High Acuity Rural Transport: Findings from a Qualitative Investigation

AUTHORS

name here
Jude Kornelsen1
Associate Professor, Associate Professor *

Brent Hobbs2 RN, BSN, CNCC(c), Network Director

Holly Buhler3 MMedSc, MGIS(c), Research Analyst

Rebecca Kaus4 B.A, CAPM, MBA, Project Lead and Business Analyst

Kari Grant5 CCHRA(c), Medical Affairs and Clinical Network Analyst

Scott Lamont6 BSN, RN, CCRN, CFRN, Patient Care Coordinator, Kooteney Boundary HART

Stefan Grzybowski7 MD, Medical Doctor

AFFILIATIONS

1, 7 3rd Floor David Strangway Building, 5950 University Blvd. Vancouver, BC, V6T 1Z3

2, 3, 4, 5, 6 Suite 106-1815 Kirschner Rd.Kelowna, British Columbia V1Y 4N7

ACCEPTED: 28 November 2017


early abstract:
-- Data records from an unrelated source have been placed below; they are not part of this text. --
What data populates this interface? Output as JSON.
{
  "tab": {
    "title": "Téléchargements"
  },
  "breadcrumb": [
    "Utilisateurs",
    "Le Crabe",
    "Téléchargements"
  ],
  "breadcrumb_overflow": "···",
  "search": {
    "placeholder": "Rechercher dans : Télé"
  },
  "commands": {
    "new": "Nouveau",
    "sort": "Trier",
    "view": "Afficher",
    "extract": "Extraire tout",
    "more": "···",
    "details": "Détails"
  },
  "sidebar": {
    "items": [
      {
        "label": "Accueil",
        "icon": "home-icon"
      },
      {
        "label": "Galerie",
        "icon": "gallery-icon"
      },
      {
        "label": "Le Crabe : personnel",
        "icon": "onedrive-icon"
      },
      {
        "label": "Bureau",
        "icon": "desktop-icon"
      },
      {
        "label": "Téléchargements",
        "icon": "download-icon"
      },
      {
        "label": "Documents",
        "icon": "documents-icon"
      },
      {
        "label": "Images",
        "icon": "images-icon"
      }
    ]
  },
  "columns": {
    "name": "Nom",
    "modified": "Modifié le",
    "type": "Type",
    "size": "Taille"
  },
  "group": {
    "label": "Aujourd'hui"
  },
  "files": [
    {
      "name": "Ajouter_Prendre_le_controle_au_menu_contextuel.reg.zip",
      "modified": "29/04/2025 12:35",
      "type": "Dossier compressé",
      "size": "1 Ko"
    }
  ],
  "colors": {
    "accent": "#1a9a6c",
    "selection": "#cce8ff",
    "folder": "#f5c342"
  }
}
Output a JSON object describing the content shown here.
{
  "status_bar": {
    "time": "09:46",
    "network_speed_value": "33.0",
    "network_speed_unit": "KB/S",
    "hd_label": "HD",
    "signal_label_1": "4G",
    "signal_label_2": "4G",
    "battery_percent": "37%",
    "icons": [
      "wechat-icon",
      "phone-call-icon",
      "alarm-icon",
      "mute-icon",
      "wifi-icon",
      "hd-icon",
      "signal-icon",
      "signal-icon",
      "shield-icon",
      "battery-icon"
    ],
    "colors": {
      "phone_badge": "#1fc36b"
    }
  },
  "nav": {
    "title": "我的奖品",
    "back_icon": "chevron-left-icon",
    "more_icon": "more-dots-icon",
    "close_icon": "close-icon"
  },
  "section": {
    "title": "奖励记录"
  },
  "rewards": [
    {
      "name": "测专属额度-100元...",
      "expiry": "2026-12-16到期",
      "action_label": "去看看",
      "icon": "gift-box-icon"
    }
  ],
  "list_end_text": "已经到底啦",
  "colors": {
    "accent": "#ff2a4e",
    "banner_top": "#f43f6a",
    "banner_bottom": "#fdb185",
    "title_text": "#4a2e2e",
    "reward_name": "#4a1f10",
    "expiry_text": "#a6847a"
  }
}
Introduction: The High Acuity Response Team (HART) was introduced in British Columbia (BC) to fill a gap in transport for rural patients that was previously being met by nurses and physicians leaving their communities to escort patients in need of critical care. The HART team consists of a Critical Care Registered Nurse (CCRN) and Registered Respiratory Therapist (RRT) and attends acute care patients in rural sites by either stabilizing them in their community or transporting them. HART services are deployed in partnership with provincial ambulance services, which provide vehicles and coordination of all requests in the province for patient transport. This paper presents the qualitative findings from a research evaluation of the efficacy of the HART model, including staffing and inter-organizational functioning.  

Methods: Open-ended qualitative research interviewing was done with key stakeholders from 21 sites. Research participants included HART CCRNs, RRTs, administrative leads, as well as local Emergency Department (ED) physicians and nurses. Thematic analysis was done of the transcripts.

Results: A total of 107 interviews in 21 study sites were completed. Participants described characteristics of the model, perceptions of efficacy and areas for improvement. Rural sites reported a decrease in physician and nurse-accompanied transports for high acuity patients due to the HART team, but also noted challenges in delayed deployment, sometimes leading at adverse patient outcomes.  

Conclusions: The salient issues for the HART model were grounded in asomewhat artificial distinction between pre-hospital and inter-facility transport for rural patients, which leads to a lack of service coordination and potentially avoidable delays. A beneficial systems-change would be to move towards dedicated integration of high acuity transport services into hospital organizational structures and community health services in rural areas.